For example, at a recent board meeting, an ISTJ accountant told the group that he enjoyed recording the organization's income and expenditures, but he didn't want to be involved with the money itself--counting it, bringing it to the bank, and so forth. This is a classic Si approach. Material reality is just so much raw experience. It has to be controlled with a stable mental framework.
Ni moves us in the opposite direction. It tells us that changing our frame of mind can change the world. For example, a recent article advises the parents of a fussy or demanding baby not to describe the infant as difficult but to recognize that such children have vivid, strong, and rich personalities. This is how Ni works.
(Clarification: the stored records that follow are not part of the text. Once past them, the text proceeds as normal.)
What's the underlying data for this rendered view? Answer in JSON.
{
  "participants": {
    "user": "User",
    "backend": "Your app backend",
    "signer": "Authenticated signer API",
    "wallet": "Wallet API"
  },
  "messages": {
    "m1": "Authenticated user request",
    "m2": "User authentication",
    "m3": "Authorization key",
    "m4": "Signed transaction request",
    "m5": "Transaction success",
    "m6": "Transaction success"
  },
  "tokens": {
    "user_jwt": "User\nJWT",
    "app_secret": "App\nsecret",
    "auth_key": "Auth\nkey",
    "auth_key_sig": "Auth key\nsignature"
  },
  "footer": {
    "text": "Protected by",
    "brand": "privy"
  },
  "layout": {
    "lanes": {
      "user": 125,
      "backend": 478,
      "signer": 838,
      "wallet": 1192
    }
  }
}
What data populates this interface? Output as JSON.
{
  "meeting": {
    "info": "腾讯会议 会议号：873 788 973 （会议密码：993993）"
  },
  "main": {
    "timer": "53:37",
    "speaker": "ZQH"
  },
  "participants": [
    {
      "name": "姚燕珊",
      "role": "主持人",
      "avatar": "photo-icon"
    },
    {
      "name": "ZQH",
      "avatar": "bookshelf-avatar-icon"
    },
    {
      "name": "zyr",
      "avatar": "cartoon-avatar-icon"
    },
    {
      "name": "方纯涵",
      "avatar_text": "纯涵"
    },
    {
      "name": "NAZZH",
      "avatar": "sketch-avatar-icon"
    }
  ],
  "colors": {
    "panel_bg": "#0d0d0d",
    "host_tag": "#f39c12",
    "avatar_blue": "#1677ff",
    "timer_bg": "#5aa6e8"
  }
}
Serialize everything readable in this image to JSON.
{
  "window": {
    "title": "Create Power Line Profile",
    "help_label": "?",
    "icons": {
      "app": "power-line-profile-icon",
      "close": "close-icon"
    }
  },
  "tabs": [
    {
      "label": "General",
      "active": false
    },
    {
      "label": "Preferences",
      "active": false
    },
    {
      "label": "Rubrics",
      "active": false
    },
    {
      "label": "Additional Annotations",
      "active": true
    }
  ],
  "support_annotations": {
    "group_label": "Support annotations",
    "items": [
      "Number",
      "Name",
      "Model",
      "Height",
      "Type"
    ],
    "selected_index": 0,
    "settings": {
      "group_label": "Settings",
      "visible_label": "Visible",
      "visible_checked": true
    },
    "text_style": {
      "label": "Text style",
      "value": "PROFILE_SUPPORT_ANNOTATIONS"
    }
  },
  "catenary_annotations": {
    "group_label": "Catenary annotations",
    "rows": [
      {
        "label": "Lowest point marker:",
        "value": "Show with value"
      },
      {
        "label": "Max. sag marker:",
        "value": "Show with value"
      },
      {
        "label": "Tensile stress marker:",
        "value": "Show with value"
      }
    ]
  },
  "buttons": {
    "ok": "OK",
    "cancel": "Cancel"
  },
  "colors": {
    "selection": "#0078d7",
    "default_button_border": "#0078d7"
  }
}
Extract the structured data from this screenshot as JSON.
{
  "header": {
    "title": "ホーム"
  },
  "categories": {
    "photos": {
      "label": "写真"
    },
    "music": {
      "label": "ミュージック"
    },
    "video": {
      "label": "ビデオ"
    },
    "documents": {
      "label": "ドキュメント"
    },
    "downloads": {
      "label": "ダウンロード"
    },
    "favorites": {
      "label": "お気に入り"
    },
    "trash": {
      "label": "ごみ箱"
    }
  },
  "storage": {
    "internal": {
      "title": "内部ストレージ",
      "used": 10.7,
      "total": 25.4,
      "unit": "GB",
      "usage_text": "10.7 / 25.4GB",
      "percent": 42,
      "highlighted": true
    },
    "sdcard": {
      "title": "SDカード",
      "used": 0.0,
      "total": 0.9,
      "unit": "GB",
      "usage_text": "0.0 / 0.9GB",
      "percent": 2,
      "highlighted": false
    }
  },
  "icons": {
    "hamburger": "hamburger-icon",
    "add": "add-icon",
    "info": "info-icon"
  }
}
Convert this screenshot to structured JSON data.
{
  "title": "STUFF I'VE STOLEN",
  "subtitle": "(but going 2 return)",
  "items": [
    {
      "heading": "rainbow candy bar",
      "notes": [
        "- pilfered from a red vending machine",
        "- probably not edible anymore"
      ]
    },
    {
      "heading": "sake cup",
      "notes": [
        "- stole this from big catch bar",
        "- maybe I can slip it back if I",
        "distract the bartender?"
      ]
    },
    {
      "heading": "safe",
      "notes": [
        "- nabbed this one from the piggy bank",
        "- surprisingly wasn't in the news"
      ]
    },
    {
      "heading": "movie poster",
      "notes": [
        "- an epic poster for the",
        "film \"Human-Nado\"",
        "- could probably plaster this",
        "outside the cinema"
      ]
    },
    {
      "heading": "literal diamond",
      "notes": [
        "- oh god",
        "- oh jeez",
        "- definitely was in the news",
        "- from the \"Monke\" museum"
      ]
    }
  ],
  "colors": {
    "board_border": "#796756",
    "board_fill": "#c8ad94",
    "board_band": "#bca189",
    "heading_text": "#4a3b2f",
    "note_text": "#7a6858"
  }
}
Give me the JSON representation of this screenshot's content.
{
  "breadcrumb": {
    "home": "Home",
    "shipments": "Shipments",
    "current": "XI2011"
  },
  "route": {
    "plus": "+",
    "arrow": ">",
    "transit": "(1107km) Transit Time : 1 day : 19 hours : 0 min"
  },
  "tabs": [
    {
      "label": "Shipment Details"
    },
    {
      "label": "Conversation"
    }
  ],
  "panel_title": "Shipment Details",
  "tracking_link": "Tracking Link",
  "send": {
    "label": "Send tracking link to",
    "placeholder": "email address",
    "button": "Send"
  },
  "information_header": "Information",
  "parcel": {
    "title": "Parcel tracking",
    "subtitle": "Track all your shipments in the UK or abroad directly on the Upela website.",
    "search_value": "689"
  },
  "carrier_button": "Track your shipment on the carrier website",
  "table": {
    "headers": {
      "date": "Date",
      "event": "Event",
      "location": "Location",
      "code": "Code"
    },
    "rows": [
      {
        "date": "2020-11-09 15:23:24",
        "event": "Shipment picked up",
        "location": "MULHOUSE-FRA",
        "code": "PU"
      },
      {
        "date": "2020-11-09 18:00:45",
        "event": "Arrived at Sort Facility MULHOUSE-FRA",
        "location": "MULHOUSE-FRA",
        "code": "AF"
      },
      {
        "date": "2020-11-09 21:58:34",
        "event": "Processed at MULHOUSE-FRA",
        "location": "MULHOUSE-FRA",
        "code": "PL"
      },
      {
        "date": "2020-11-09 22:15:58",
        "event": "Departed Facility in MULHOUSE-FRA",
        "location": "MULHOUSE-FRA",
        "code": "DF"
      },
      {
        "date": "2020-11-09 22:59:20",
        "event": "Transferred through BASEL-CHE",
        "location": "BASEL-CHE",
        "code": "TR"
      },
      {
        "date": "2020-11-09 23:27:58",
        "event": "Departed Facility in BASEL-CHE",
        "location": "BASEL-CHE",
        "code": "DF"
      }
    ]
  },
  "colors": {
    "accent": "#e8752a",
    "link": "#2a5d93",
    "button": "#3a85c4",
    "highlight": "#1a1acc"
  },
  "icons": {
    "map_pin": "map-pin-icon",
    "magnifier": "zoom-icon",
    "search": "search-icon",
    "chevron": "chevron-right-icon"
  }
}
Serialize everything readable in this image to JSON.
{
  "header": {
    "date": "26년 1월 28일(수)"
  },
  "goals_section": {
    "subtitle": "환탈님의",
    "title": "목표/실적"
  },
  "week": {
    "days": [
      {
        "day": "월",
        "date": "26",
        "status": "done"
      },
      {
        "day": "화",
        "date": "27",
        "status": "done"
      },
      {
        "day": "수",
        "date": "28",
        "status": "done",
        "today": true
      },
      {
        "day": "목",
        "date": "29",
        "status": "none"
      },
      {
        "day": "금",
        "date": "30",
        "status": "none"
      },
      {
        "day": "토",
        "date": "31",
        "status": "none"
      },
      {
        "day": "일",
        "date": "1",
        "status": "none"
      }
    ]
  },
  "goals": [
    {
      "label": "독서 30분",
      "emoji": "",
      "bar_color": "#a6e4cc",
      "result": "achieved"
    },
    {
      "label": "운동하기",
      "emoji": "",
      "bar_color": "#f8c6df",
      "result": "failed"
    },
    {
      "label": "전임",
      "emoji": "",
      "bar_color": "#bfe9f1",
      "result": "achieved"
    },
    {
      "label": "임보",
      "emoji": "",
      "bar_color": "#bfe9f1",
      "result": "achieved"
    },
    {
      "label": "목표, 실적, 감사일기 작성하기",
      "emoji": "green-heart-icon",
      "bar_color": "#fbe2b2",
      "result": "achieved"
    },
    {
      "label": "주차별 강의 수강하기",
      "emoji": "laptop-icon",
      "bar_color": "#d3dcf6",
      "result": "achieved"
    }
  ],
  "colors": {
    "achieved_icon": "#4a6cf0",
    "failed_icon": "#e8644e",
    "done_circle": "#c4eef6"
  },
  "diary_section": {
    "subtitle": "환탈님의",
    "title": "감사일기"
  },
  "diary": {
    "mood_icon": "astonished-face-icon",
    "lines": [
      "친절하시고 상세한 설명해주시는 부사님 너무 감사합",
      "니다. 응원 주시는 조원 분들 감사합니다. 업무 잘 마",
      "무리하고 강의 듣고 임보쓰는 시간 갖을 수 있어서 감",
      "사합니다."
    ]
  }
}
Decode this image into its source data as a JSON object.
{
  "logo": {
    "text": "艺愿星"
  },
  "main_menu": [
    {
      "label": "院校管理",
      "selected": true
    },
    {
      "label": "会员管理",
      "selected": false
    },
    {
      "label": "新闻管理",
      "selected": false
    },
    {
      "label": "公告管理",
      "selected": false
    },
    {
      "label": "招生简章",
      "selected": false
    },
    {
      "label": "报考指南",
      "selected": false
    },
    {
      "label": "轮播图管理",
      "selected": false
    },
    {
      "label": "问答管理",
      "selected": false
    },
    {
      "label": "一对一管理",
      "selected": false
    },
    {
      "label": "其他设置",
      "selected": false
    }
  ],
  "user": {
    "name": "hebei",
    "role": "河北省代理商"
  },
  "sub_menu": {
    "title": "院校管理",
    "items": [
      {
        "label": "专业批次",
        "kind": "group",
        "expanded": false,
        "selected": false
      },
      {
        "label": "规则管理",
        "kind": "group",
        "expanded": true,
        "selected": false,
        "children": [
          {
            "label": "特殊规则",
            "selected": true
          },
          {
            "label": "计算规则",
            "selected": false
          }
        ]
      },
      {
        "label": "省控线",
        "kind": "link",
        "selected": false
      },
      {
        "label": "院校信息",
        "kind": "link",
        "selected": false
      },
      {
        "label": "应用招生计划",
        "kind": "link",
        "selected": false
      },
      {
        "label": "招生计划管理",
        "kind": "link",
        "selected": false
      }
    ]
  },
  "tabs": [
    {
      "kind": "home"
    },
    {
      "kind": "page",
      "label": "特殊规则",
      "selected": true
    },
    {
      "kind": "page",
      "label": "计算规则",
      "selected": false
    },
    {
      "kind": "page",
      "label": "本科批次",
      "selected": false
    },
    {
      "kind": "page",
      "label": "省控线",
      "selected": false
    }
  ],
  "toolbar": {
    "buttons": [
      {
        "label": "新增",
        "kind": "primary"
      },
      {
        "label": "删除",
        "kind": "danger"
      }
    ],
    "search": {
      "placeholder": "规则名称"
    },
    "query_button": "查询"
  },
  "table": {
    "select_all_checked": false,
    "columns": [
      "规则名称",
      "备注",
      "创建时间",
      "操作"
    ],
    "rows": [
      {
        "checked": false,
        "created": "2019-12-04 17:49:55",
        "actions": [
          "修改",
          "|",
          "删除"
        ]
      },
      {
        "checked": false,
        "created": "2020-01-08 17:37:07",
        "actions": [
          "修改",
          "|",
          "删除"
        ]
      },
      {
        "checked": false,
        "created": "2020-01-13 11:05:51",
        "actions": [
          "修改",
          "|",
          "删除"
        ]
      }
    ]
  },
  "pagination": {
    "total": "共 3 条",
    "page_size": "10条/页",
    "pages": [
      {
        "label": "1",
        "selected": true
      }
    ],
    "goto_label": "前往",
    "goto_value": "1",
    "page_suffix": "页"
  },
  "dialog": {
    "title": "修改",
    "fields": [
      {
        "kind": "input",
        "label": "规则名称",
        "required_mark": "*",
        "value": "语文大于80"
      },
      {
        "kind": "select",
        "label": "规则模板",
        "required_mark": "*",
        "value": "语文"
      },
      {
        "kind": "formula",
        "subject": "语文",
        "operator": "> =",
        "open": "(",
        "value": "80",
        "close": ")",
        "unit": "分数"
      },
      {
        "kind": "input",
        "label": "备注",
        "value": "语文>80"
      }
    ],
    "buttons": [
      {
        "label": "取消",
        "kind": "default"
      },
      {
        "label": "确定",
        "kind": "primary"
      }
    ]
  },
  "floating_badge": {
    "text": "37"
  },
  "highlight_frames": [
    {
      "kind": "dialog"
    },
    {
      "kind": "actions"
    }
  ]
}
The material facts remain the same, but we organize them in a new conceptual pattern that changes their meaning and gives us new options for behavior.
Ni versus Ne
Because Ne types also see life in terms of new perspectives, it's important to recognize the difference between ENPs and INJs. Motivated by functions that implicate opposite sides of the brain, these types are mirror images of each other.
Ne types are right-brain types who deal with their sense impressions by unifying them into larger outward patterns. An ENP physician, for example, may realize, with sudden insight, that several unexplained symptoms are actually part of a single disease. As an Extraverted type, the physician has no doubt that the disease syndrome really exists. The pattern was always there, waiting for someone to discover it. What's important now is telling others about the discovery--getting people to see that the new model offers more options than the old.
Ni types don't think this way. For INJs, patterns aren't "out there" in the world, waiting to be discovered. They're part of us--the way we make sense of the riot of information and energy impinging on our systems. A disease syndrome is a useful construct, but that's all it is--an aggregate of observations attached to a label, telling us what to see and how to deal with it.
Given their real-life consequences, mental constructs don't strike INJs as imaginary or irrelevant. They're merely arbitrary, derived from a particular view of life. For this reason, they can trap us into holding that view--say, that physicians are in the business of cure rather than prevention--without being aware of its effects.
Ni in Practice
Most types rely on Ni to contend with ambiguities of meaning and perception--that is, to see that a situation can be acknowledged in more than one way. We may use it, for example, to acknowledge the possibility of both scientific and religious positions on life after death, or to deal with incompatible experiences of self and solidarity at work, at home, and among friends.
It may seem peculiar, therefore, to depend on this function for one's primary understanding of reality. If INJs are seeing things from many (sometimes conflicting) perspectives, on what basis would they ever take action?
It should be emphasized that INJs are very much like ENPs in this respect. Where Ne types see many behavioral options, INJs acknowledge many conceptual standpoints. They experience no need